EXERCISE INSTRUCTIONS
All of the data must be printed exactly; please include every line.

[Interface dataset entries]
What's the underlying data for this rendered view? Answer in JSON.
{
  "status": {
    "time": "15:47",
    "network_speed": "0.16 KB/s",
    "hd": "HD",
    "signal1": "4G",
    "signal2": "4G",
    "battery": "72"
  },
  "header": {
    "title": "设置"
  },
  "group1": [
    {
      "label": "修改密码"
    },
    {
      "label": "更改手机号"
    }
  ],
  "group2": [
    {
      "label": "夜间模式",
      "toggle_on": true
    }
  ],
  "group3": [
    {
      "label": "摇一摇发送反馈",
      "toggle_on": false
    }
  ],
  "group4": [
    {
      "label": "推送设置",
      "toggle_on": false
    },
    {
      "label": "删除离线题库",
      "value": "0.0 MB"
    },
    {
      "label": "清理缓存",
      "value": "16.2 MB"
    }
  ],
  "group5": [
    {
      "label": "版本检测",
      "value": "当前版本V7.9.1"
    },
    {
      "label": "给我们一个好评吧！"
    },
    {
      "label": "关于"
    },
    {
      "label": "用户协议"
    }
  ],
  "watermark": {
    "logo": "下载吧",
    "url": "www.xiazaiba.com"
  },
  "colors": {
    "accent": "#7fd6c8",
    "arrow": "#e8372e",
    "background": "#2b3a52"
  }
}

RESULT BELOW
What's the underlying data for this rendered view? Answer in JSON.
{
  "status": {
    "time": "15:47",
    "network_speed": "0.16 KB/s",
    "hd": "HD",
    "signal1": "4G",
    "signal2": "4G",
    "battery": "72"
  },
  "header": {
    "title": "设置"
  },
  "group1": [
    {
      "label": "修改密码"
    },
    {
      "label": "更改手机号"
    }
  ],
  "group2": [
    {
      "label": "夜间模式",
      "toggle_on": true
    }
  ],
  "group3": [
    {
      "label": "摇一摇发送反馈",
      "toggle_on": false
    }
  ],
  "group4": [
    {
      "label": "推送设置",
      "toggle_on": false
    },
    {
      "label": "删除离线题库",
      "value": "0.0 MB"
    },
    {
      "label": "清理缓存",
      "value": "16.2 MB"
    }
  ],
  "group5": [
    {
      "label": "版本检测",
      "value": "当前版本V7.9.1"
    },
    {
      "label": "给我们一个好评吧！"
    },
    {
      "label": "关于"
    },
    {
      "label": "用户协议"
    }
  ],
  "watermark": {
    "logo": "下载吧",
    "url": "www.xiazaiba.com"
  },
  "colors": {
    "accent": "#7fd6c8",
    "arrow": "#e8372e",
    "background": "#2b3a52"
  }
}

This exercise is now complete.